Mr. Iverson maintained that during the 23 days that he was at the ranch he worked dawn to dusk doing stuff like repairing fences and branding cattle and even castrating them (I now know more about ranching than I care to). While in Minnesota he was in constant touch with the on-site managers practically micro-managing them. What is puzzling about that is that while he was a good enough manager to make $6,000,000 on his day job in two years, the ranch just had large losses – $288,066 for 2005 and $197,077 for 2006.
Mr. Iverson lost the case because he could not come up with evidence of his meeting the 500 hour test. He had phone records showing a total of 3.75 hours and only four e-mails or faxes from the ranch managers for all of 2006. There was also evidence that maybe he did not spend dawn to dusk branding and whatever:
Occasionally in 2005 and 2006 Mr. Iversen hosted at the ranch PMT employees, sales representatives, clients, and potential clients. The PMT guests at the ranch would have meetings relating to PMT business, and they would hunt elk and other wildlife. The guests would stay overnight in the ranch lodge.
Here is what he should have had:
If, in spite of the fact that there was an onsite Stirrup Ranch ranch manager, Mr. Iversen was running, supervising, managing, and involved with all significant activities of Stirrup Ranch, as petitioners seem to claim, we would expect petitioners to have offered into evidence extensive files, to-do lists, home and mobile phone records, business plans, project descriptions, instructions to employees, etc., documenting and establishing Mr. Iversen’s active involvement in the regular, continuous, and substantial management and day-to-day activities of Stirrup Ranch. That documentary evidence is absent.
Mr. Iverson did not get hit with penalites, although the reason might be a little disturbing to tax practitioners:
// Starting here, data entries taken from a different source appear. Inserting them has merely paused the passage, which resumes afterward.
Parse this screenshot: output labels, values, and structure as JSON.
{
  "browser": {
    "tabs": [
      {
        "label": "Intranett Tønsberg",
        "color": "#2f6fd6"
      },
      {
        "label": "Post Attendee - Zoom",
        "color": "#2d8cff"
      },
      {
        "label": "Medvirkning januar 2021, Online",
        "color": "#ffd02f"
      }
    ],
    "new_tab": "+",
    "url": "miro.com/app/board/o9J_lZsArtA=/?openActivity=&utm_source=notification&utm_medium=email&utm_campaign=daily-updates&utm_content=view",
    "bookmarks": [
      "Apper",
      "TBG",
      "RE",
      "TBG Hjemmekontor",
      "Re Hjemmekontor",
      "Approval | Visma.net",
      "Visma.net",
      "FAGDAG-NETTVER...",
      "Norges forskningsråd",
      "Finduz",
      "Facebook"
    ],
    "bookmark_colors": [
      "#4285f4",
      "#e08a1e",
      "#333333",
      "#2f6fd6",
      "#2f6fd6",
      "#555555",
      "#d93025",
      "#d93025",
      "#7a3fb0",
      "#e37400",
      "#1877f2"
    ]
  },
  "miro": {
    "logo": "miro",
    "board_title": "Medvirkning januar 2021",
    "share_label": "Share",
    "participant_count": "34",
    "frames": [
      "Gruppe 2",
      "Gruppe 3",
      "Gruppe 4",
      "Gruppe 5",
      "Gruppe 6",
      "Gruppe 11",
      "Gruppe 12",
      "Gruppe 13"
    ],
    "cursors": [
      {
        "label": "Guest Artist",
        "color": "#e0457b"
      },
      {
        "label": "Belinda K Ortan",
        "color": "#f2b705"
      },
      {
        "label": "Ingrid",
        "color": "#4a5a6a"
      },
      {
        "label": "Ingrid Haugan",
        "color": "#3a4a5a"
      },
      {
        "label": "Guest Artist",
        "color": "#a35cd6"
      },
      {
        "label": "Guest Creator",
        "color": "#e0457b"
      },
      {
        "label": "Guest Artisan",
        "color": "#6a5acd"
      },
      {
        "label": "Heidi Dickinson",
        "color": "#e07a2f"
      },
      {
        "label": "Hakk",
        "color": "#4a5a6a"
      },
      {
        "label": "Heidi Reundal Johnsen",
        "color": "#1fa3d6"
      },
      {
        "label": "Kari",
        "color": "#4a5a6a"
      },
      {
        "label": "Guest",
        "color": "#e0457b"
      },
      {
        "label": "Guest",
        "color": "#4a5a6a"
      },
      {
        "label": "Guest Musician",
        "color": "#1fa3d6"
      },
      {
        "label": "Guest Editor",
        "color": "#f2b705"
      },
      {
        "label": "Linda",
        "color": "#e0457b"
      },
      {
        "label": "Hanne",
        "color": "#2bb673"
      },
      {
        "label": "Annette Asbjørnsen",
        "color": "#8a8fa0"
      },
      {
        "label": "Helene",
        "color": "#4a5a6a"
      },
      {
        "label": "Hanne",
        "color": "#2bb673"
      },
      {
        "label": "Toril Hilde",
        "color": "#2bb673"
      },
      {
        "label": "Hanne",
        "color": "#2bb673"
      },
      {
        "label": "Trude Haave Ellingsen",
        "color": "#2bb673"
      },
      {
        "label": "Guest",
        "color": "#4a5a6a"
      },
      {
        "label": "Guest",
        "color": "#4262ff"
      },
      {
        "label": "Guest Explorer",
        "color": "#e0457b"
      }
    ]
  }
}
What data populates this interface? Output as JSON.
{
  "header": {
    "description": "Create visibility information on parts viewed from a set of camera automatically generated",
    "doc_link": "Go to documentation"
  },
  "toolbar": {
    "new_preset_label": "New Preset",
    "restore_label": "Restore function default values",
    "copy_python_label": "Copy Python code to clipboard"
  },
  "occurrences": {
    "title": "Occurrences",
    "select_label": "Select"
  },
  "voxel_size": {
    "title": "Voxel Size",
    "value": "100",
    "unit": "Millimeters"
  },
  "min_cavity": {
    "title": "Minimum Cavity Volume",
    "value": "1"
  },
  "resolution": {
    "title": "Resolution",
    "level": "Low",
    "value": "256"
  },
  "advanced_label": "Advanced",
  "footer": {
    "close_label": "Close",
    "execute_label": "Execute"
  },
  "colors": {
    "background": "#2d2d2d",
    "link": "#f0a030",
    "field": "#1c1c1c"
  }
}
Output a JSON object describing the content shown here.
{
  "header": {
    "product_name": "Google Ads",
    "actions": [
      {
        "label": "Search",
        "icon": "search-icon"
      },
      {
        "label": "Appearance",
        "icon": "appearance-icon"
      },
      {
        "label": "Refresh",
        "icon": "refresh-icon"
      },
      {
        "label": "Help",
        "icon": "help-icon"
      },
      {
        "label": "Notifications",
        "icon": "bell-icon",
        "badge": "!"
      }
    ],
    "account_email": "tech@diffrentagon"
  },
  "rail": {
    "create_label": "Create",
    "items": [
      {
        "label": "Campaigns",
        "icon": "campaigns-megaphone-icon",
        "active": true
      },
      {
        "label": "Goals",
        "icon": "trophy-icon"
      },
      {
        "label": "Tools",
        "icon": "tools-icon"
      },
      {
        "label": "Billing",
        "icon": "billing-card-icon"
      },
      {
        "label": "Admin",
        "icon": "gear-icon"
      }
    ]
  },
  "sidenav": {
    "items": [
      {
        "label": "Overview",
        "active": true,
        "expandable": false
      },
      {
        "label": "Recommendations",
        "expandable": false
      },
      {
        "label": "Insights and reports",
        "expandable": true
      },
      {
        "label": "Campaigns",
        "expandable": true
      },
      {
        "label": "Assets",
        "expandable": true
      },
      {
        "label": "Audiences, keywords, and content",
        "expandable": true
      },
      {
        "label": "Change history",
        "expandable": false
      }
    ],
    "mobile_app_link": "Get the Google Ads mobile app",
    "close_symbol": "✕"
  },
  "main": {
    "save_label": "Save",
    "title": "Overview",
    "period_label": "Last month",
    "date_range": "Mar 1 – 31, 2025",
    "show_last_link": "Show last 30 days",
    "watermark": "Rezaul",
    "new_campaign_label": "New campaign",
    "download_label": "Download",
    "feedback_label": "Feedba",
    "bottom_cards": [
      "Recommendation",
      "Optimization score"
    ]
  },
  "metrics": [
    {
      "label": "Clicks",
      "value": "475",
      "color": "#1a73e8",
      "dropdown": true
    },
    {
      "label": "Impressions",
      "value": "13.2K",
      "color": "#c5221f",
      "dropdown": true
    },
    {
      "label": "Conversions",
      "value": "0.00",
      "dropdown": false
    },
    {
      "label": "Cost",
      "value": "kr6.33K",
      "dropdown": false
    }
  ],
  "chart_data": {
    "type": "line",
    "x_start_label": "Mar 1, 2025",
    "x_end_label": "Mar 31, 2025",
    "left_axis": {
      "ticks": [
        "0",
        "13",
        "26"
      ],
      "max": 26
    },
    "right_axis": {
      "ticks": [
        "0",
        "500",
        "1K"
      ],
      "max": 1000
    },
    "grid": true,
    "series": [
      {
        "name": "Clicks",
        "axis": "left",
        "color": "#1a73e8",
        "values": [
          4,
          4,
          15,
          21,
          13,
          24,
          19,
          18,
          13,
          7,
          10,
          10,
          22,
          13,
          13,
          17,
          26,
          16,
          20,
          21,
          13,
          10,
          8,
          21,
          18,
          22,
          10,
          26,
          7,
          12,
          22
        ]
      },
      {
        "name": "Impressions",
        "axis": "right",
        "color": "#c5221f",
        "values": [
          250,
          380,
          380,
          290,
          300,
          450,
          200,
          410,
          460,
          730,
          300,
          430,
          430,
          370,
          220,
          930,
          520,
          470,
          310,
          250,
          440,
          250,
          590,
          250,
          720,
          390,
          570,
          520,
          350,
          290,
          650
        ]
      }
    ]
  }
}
Petitioners’ accountant should have known better, particularly if the accountant was shown no more evidence and documentation than was shown to us. Regardless of the incorrectness of their accountant’s advice, we conclude that petitioners reasonably and in good faith relied on their accountant in claiming the losses disallowed. We reject respondent’s determination of the section 6662(a) accuracy- related penalties.
Tax preparers are not auditors. Mr. Iverson’s accountant should have warned him about the exposure that a large loss on a side activity creates for someone with a lucrative day job, but it would have been reasonable for him to accept Mr. Iverson’s representation that he spent significantly more than 500 hours on ranch business. He should also have advised him on being prepared to prove it, but he did not have an obligation to examine the evidence. If there was a failing here, it was not in preparation but in audit representation and litigation. Of course, you don’t know what Mr. Iverson gave them to work with. Still, I look at this as a possible challenge to preparers to be more assertive in questioning your clients in this area.
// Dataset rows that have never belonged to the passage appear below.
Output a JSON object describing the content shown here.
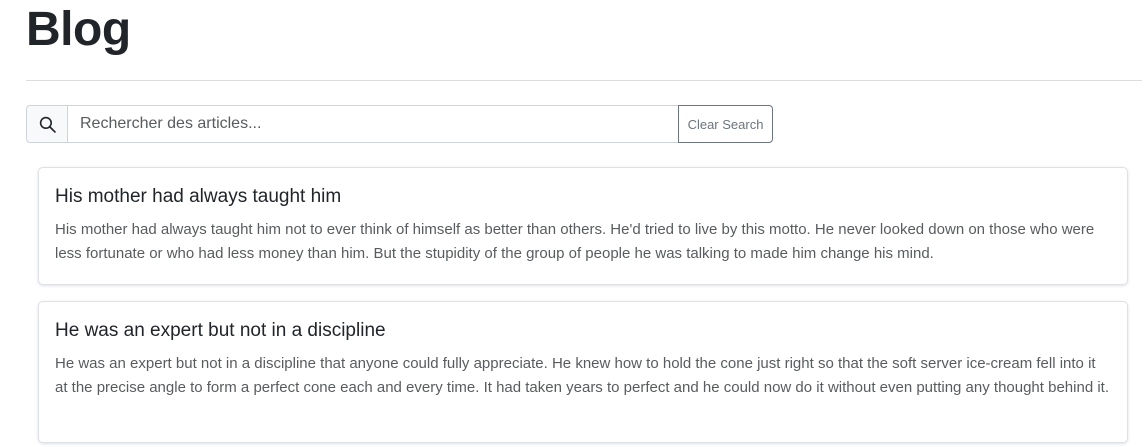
{
  "page": {
    "title": "Blog"
  },
  "search": {
    "icon": "search-icon",
    "placeholder": "Rechercher des articles...",
    "value": "",
    "clear_label": "Clear Search"
  },
  "posts": [
    {
      "title": "His mother had always taught him",
      "body": "His mother had always taught him not to ever think of himself as better than others. He'd tried to live by this motto. He never looked down on those who were less fortunate or who had less money than him. But the stupidity of the group of people he was talking to made him change his mind."
    },
    {
      "title": "He was an expert but not in a discipline",
      "body": "He was an expert but not in a discipline that anyone could fully appreciate. He knew how to hold the cone just right so that the soft server ice-cream fell into it at the precise angle to form a perfect cone each and every time. It had taken years to perfect and he could now do it without even putting any thought behind it."
    }
  ]
}
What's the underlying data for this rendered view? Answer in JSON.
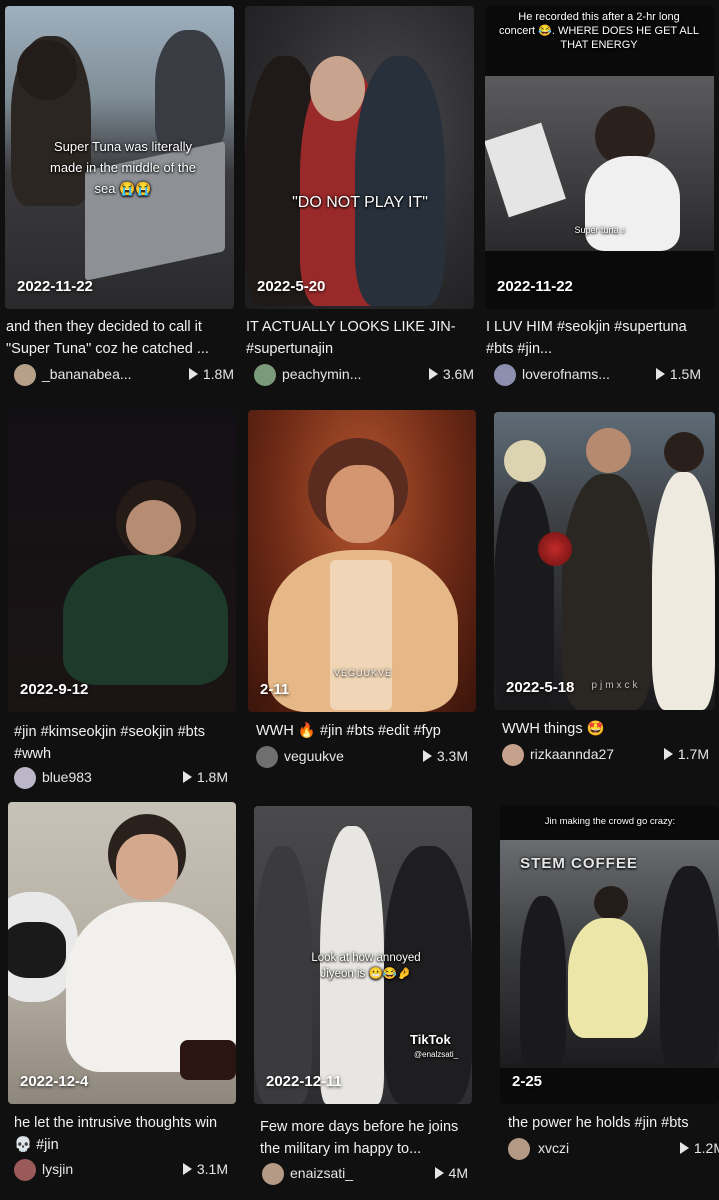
{
  "cards": [
    {
      "date": "2022-11-22",
      "overlay": "Super Tuna was literally made in the middle of the sea 😭😭",
      "caption": "and then they decided to call it \"Super Tuna\" coz he catched ...",
      "user": "_bananabea...",
      "views": "1.8M"
    },
    {
      "date": "2022-5-20",
      "overlay": "\"DO NOT PLAY IT\"",
      "caption": "IT ACTUALLY LOOKS LIKE JIN- #supertunajin",
      "user": "peachymin...",
      "views": "3.6M"
    },
    {
      "date": "2022-11-22",
      "overlay": "He recorded this after a 2-hr long concert 😂. WHERE DOES HE GET ALL THAT ENERGY",
      "sub": "Super tuna ♪",
      "caption": "I LUV HIM #seokjin #supertuna #bts #jin...",
      "user": "loverofnams...",
      "views": "1.5M"
    },
    {
      "date": "2022-9-12",
      "caption": "#jin #kimseokjin #seokjin #bts #wwh",
      "user": "blue983",
      "views": "1.8M"
    },
    {
      "date": "2-11",
      "watermark": "VEGUUKVE",
      "caption": "WWH 🔥 #jin #bts #edit #fyp",
      "user": "veguukve",
      "views": "3.3M"
    },
    {
      "date": "2022-5-18",
      "watermark": "pjmxck",
      "caption": "WWH things 🤩",
      "user": "rizkaannda27",
      "views": "1.7M"
    },
    {
      "date": "2022-12-4",
      "caption": "he let the intrusive thoughts win 💀 #jin",
      "user": "lysjin",
      "views": "3.1M"
    },
    {
      "date": "2022-12-11",
      "overlay": "Look at how annoyed Jiyeon is 😬😂🤌",
      "tiktok": "TikTok",
      "tiktok_user": "@enalzsati_",
      "caption": "Few more days before he joins the military im happy to...",
      "user": "enaizsati_",
      "views": "4M"
    },
    {
      "date": "2-25",
      "overlay": "Jin making the crowd go crazy:",
      "sign": "STEM COFFEE",
      "caption": "the power he holds #jin #bts",
      "user": "xvczi",
      "views": "1.2M"
    }
  ]
}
The accountant identified was Martin Negaard, a partner in the regional firmHansen, Jergenson, Nergaard & Co. For what it is worth HJN was recently merged into a a larger firm. Mr. Negaard, a CPA, was also a lawyer and a former IRS revenue agent. Based on the size of the firm, it would seem likely that Mr. Iverson was a significant client. If he said he spent 500 hours working on the ranch, I would certainly believe him and that is what you need to sign his return. What is mysterious is why a better file was not created for audit representation, never mind Tax Court litigation. I would not rule out a stubborn client, who thought that people should just believe him.
Actually it could have been worse. Losses suspended under the passive activity loss rules are ultimately allowed when there is passive income or the activity is disposed of. I would have also seen the ranch as being vulnerable to a hobby loss attack which would have denied the losses forever.